I count myself as a bit lucky that I had a bit of a head start. Spending my teen years in the mid 90s as a 100% geek meant that I was, by default, really into computers, that I built my own systems out of spare parts, hacked together settings in my config.sys and autoexec.bat files to optimize for different games, and generally broke things to see what happened. Then, as I got older, this interest in hardware slowly segued into an interest in software so that, when I got to college, I took a few programming classes to expand this knowledge a bit.
Now, by no means am I a "programmer". Hell, these days I do almost everything in Matlab, but what I do generally works and when I need to do something new I can usually figure out how. A lot of neuroscientists use Matlab. More specifically, most cognitive neuroscientists who work with fMRI use SPM which is a toolbox built using Matlab. This (and other toolboxes and software) are great in that they allow a lot of people to easily analyze data.
fMRI is not a technique I choose to use, however there are lots of other pieces of software (proprietary and closed-source, semi-open, and open-source) for electrophysiology analysis, which is a technique I do use. When I first started my PhD I did my analyses in a plug-and-play manner using a variety of software packages. But I got interested in what was happening to my data. I wanted to know how to do this stuff myself. So I started hacking together my own scripts and obsessively plotting, analyzing, coding, debugging, and re-analyzing my data from scratch. And wow did I learn a lot. I learned what "good" clean, artifact free data looked like compared to both large and subtle artifacts.
And I began seeing those artifacts in published research papers.
The researchers in my field are really trying to be good scientists. In cognitive neuroscience that usually means a solid grounding in statistics, psychology, and hopefully philosophy and a few other fields. But usually we're not signal analysts, programmers, mathematicians, or engineers. But we are increasingly relying upon tools and methods that necessitate an understanding of those fields, and sometimes poor understanding can lead to mistakes that get published, and those mistakes propagate as "truth" until verified or debunked. But either way, those mistakes add noise to the system and cost someone time and money before they get sorted out. (One of the nice things about the scientific method is that errors really do get sorted out over time as people try to replicate findings.)
But how much noise is there in the scientific literature? How many studies have been published making claims based on erroneous or artefactual data? Informally, when commiserating with colleagues over beers, the consensus seems to be that this number is probably quite large.

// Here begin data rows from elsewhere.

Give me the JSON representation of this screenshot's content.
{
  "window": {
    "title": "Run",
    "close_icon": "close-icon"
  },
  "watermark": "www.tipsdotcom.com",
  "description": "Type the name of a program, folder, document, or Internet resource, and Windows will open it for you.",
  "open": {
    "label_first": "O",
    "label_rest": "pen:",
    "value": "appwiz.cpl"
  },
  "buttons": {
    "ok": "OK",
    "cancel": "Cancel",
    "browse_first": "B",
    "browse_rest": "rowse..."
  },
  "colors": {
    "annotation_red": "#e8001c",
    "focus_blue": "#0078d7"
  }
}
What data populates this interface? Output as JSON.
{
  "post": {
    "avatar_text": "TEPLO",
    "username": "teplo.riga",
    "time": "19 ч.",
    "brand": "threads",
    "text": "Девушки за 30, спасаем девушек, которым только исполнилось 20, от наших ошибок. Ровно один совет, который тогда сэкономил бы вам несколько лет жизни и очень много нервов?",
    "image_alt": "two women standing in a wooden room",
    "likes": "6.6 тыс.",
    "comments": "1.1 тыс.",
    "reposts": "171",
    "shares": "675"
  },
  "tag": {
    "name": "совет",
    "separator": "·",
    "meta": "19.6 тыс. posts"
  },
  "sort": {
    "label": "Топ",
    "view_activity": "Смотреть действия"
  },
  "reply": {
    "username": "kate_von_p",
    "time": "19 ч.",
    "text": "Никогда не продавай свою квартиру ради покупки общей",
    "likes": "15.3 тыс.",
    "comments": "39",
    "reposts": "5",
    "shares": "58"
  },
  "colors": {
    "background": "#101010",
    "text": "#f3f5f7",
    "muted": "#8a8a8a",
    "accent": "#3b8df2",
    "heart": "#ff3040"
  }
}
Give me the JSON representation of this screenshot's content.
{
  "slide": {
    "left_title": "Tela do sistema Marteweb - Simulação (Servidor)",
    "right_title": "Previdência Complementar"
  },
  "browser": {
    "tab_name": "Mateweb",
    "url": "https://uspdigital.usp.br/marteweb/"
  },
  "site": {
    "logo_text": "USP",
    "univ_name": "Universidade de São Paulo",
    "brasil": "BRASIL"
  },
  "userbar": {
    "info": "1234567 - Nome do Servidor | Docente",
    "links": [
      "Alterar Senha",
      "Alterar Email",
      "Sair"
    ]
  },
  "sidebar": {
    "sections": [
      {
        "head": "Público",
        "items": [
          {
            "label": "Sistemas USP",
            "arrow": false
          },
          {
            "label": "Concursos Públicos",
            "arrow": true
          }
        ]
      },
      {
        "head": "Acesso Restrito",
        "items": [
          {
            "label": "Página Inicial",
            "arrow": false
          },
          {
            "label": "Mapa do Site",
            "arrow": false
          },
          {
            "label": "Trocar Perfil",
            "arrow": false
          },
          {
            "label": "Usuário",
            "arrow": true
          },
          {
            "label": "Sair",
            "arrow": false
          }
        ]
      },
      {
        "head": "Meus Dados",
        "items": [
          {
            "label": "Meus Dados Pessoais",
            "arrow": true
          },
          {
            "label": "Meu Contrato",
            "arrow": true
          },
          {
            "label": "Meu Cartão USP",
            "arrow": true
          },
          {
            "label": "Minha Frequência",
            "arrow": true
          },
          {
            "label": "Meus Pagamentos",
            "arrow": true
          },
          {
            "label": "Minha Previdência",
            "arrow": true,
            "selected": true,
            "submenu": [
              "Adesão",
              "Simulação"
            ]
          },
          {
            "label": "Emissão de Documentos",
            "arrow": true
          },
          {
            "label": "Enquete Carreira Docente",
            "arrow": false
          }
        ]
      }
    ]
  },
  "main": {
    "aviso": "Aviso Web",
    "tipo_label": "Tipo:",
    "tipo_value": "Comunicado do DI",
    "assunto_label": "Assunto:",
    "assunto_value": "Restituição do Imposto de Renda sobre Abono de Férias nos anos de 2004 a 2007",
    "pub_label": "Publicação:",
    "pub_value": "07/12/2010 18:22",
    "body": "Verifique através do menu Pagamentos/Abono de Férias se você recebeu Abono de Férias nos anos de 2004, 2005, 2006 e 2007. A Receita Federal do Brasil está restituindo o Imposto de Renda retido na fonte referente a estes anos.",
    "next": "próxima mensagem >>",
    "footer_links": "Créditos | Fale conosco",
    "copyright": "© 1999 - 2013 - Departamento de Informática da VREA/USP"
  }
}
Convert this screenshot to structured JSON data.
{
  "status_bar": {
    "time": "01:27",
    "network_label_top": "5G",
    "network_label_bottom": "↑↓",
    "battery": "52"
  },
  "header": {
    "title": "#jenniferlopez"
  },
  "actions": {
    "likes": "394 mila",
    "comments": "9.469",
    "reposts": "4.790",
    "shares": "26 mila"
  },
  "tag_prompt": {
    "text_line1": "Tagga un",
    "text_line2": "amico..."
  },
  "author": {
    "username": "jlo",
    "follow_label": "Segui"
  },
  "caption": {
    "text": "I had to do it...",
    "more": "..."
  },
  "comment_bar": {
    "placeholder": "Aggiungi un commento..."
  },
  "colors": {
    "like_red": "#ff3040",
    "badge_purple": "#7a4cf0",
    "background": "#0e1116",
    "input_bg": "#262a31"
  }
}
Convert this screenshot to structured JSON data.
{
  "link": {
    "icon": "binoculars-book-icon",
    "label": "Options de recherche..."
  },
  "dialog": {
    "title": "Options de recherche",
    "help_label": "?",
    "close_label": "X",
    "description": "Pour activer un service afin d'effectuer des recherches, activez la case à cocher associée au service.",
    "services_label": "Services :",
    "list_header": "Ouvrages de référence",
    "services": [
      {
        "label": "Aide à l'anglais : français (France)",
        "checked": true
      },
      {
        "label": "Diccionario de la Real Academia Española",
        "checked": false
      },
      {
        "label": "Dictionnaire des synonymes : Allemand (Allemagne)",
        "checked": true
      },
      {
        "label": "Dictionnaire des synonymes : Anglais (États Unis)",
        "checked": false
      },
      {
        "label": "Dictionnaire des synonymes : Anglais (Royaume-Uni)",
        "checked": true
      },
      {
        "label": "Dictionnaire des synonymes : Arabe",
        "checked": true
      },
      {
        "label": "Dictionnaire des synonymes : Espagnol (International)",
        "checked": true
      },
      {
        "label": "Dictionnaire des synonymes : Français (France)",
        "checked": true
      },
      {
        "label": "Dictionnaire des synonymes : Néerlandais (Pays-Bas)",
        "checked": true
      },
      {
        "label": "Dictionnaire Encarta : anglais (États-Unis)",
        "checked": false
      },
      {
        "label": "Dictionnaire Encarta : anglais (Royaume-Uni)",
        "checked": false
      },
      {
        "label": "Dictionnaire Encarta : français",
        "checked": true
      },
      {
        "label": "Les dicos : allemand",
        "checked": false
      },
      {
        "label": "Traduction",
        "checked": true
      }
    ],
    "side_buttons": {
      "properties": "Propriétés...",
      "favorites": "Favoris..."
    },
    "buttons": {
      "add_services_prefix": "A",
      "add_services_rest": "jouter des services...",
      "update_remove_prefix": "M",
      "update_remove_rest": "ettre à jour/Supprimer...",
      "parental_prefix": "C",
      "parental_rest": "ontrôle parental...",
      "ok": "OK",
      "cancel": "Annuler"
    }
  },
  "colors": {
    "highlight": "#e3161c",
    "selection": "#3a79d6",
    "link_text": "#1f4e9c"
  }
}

And this is probably not an issue just in neuroscience.
I've got a lot more to say about this, but I'll have to continue in another post, as this one is getting a bit long...